This study evaluates 1028 octogenarians who underwent isolated aortic valve replacement (AVR, 306 TAVR and 722 SAVR) between 2002 and 2015 at Brigham and Women’s Hospital in the US. The mean age of patients was 84.4 ± 3.4 years old, with overall STS-PROM score of 5.96 ± 3.87. After adjusting for confounders, both of these elderly cohorts had similar operative mortality and short-term outcomes. No difference in mid-term survival was seen when comparing transfemoral TAVR, transsubclavian or transaortic TAVR, minimally invasive AVR, and sternotomy AVR. The authors suggest that these results indicate a continued role for SAVR in treating aortic stenosis in this patient population.
The authors report the non-intuitive finding that blood from female donors who had ever been pregnant was associated with increased mortality among male recipients (HR 1.13). If validated by other studies, might this substantially complicate matching donated blood with appropriate recipients?

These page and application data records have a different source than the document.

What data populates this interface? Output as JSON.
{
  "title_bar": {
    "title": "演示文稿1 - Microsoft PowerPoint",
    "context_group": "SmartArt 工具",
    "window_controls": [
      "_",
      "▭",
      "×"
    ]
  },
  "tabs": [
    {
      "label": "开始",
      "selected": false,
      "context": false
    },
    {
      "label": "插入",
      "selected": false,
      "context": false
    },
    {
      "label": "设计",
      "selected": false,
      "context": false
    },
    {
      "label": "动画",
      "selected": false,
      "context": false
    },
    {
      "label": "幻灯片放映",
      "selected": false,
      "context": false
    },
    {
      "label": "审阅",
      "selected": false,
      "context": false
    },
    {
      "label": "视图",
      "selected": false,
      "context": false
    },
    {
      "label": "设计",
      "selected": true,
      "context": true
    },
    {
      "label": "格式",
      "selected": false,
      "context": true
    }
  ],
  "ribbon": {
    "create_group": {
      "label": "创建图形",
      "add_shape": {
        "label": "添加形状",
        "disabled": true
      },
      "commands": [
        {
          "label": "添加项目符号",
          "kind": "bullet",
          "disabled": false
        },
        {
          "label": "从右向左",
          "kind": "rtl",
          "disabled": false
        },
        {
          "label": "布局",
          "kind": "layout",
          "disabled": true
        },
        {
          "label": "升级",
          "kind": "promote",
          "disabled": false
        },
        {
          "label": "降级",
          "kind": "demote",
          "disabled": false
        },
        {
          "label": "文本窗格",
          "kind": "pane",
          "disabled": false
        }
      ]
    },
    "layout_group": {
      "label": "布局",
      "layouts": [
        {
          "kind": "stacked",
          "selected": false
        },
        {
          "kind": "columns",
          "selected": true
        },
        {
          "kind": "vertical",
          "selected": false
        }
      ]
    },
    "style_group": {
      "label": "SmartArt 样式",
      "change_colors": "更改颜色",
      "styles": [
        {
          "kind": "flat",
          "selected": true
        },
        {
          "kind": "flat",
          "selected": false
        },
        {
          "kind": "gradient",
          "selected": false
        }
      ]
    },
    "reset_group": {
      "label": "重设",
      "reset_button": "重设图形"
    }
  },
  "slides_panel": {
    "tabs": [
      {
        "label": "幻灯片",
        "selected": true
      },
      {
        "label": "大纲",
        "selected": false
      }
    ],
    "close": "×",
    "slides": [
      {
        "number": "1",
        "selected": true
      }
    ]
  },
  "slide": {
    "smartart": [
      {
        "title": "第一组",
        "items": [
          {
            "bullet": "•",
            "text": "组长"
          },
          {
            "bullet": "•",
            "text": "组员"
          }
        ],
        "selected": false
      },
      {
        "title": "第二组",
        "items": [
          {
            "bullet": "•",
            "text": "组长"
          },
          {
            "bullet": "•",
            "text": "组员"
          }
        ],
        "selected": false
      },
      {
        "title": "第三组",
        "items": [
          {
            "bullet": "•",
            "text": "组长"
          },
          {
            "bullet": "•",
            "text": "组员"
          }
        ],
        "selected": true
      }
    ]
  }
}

Clearly the underlying mechanism will be interesting to sort out.
The author decries what he sees as the corporatization of airline pilots, with their accompanying loss of autonomy and prestige. He speculates on whether a similar future is ahead for physicians, but does not provide specific suggestions on how to avoid this from occurring.
In this JAMA Forum article, Harvard's Ashish Jha discusses the pros and cons of public reporting of individual surgeon's outcomes. He uses the New York state cardiac surgery registry as an example and argues why, despite its problems, it is still the way forward. What are your thoughts!?
Hobbes and colleagues retrospectively evaluated systemic-to-pulmonary shunt procedures for 173 patients over a 10-year period at a single institution. Despite their importance for many patients with single ventricle or complex biventricular lesions, shunt procedures carry a high risk of morbidity and mortality. The authors found the main predictors of morbid events in their cohort were patient characteristics such as extracardiac or genetic anomalies and needing preoperative ventilation, but not age, weight, or shunt size to weight ratio. Additionally, oxygen saturation on ICU admission and amount of platelets transfused each predicted early shunt thrombosis.